(DATA FOR ANALYSIS Opens)

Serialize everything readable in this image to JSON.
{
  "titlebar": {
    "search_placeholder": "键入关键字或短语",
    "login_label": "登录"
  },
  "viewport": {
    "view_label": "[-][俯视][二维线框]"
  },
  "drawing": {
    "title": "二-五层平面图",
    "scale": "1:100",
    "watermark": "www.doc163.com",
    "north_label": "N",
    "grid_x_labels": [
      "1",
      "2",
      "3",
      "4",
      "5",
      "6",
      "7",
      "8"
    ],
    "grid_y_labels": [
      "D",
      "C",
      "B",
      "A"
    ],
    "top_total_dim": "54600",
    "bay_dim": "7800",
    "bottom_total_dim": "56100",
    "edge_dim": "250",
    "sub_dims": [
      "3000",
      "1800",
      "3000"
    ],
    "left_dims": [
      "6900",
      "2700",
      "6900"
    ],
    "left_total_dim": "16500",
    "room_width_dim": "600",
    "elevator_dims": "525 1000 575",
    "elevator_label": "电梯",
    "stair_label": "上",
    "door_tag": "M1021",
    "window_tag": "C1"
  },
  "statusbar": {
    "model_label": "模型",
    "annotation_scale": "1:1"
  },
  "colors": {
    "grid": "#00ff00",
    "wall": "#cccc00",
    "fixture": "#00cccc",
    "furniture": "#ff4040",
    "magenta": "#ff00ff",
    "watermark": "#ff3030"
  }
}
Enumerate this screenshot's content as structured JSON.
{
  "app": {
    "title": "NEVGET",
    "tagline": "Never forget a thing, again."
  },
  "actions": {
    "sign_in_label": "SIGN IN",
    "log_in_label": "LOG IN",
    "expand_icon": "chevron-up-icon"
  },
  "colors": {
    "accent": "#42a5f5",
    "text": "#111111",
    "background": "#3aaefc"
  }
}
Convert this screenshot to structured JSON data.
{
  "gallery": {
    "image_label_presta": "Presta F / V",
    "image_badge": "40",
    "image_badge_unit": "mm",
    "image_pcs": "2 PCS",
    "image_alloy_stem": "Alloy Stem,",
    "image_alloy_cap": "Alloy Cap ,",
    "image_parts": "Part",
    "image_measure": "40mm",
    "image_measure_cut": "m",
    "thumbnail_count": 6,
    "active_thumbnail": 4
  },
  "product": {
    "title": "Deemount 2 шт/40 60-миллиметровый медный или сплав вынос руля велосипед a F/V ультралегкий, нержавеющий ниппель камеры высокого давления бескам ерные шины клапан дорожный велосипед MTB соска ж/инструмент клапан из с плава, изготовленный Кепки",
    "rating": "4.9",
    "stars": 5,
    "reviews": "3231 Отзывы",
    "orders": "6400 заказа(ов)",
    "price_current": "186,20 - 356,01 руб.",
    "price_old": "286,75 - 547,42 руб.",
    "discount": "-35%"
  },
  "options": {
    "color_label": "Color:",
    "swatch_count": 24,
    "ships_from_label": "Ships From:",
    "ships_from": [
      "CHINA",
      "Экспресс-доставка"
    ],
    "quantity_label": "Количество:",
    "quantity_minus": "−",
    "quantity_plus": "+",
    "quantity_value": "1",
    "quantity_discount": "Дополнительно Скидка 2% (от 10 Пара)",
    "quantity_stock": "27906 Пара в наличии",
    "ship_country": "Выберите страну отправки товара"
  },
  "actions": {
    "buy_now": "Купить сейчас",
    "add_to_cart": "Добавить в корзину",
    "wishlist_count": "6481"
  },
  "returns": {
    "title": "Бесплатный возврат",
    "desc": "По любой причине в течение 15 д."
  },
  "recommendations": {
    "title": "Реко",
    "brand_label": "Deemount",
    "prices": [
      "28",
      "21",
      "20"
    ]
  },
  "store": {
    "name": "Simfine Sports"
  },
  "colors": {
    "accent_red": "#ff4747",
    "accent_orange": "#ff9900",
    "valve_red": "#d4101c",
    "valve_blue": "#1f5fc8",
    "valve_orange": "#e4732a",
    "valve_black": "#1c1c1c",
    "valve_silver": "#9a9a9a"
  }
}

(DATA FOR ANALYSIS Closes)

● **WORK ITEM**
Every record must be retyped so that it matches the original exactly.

● **TASK RESULT**
Serialize everything readable in this image to JSON.
{
  "titlebar": {
    "search_placeholder": "键入关键字或短语",
    "login_label": "登录"
  },
  "viewport": {
    "view_label": "[-][俯视][二维线框]"
  },
  "drawing": {
    "title": "二-五层平面图",
    "scale": "1:100",
    "watermark": "www.doc163.com",
    "north_label": "N",
    "grid_x_labels": [
      "1",
      "2",
      "3",
      "4",
      "5",
      "6",
      "7",
      "8"
    ],
    "grid_y_labels": [
      "D",
      "C",
      "B",
      "A"
    ],
    "top_total_dim": "54600",
    "bay_dim": "7800",
    "bottom_total_dim": "56100",
    "edge_dim": "250",
    "sub_dims": [
      "3000",
      "1800",
      "3000"
    ],
    "left_dims": [
      "6900",
      "2700",
      "6900"
    ],
    "left_total_dim": "16500",
    "room_width_dim": "600",
    "elevator_dims": "525 1000 575",
    "elevator_label": "电梯",
    "stair_label": "上",
    "door_tag": "M1021",
    "window_tag": "C1"
  },
  "statusbar": {
    "model_label": "模型",
    "annotation_scale": "1:1"
  },
  "colors": {
    "grid": "#00ff00",
    "wall": "#cccc00",
    "fixture": "#00cccc",
    "furniture": "#ff4040",
    "magenta": "#ff00ff",
    "watermark": "#ff3030"
  }
}
Enumerate this screenshot's content as structured JSON.
{
  "app": {
    "title": "NEVGET",
    "tagline": "Never forget a thing, again."
  },
  "actions": {
    "sign_in_label": "SIGN IN",
    "log_in_label": "LOG IN",
    "expand_icon": "chevron-up-icon"
  },
  "colors": {
    "accent": "#42a5f5",
    "text": "#111111",
    "background": "#3aaefc"
  }
}
Convert this screenshot to structured JSON data.
{
  "gallery": {
    "image_label_presta": "Presta F / V",
    "image_badge": "40",
    "image_badge_unit": "mm",
    "image_pcs": "2 PCS",
    "image_alloy_stem": "Alloy Stem,",
    "image_alloy_cap": "Alloy Cap ,",
    "image_parts": "Part",
    "image_measure": "40mm",
    "image_measure_cut": "m",
    "thumbnail_count": 6,
    "active_thumbnail": 4
  },
  "product": {
    "title": "Deemount 2 шт/40 60-миллиметровый медный или сплав вынос руля велосипед a F/V ультралегкий, нержавеющий ниппель камеры высокого давления бескам ерные шины клапан дорожный велосипед MTB соска ж/инструмент клапан из с плава, изготовленный Кепки",
    "rating": "4.9",
    "stars": 5,
    "reviews": "3231 Отзывы",
    "orders": "6400 заказа(ов)",
    "price_current": "186,20 - 356,01 руб.",
    "price_old": "286,75 - 547,42 руб.",
    "discount": "-35%"
  },
  "options": {
    "color_label": "Color:",
    "swatch_count": 24,
    "ships_from_label": "Ships From:",
    "ships_from": [
      "CHINA",
      "Экспресс-доставка"
    ],
    "quantity_label": "Количество:",
    "quantity_minus": "−",
    "quantity_plus": "+",
    "quantity_value": "1",
    "quantity_discount": "Дополнительно Скидка 2% (от 10 Пара)",
    "quantity_stock": "27906 Пара в наличии",
    "ship_country": "Выберите страну отправки товара"
  },
  "actions": {
    "buy_now": "Купить сейчас",
    "add_to_cart": "Добавить в корзину",
    "wishlist_count": "6481"
  },
  "returns": {
    "title": "Бесплатный возврат",
    "desc": "По любой причине в течение 15 д."
  },
  "recommendations": {
    "title": "Реко",
    "brand_label": "Deemount",
    "prices": [
      "28",
      "21",
      "20"
    ]
  },
  "store": {
    "name": "Simfine Sports"
  },
  "colors": {
    "accent_red": "#ff4747",
    "accent_orange": "#ff9900",
    "valve_red": "#d4101c",
    "valve_blue": "#1f5fc8",
    "valve_orange": "#e4732a",
    "valve_black": "#1c1c1c",
    "valve_silver": "#9a9a9a"
  }
}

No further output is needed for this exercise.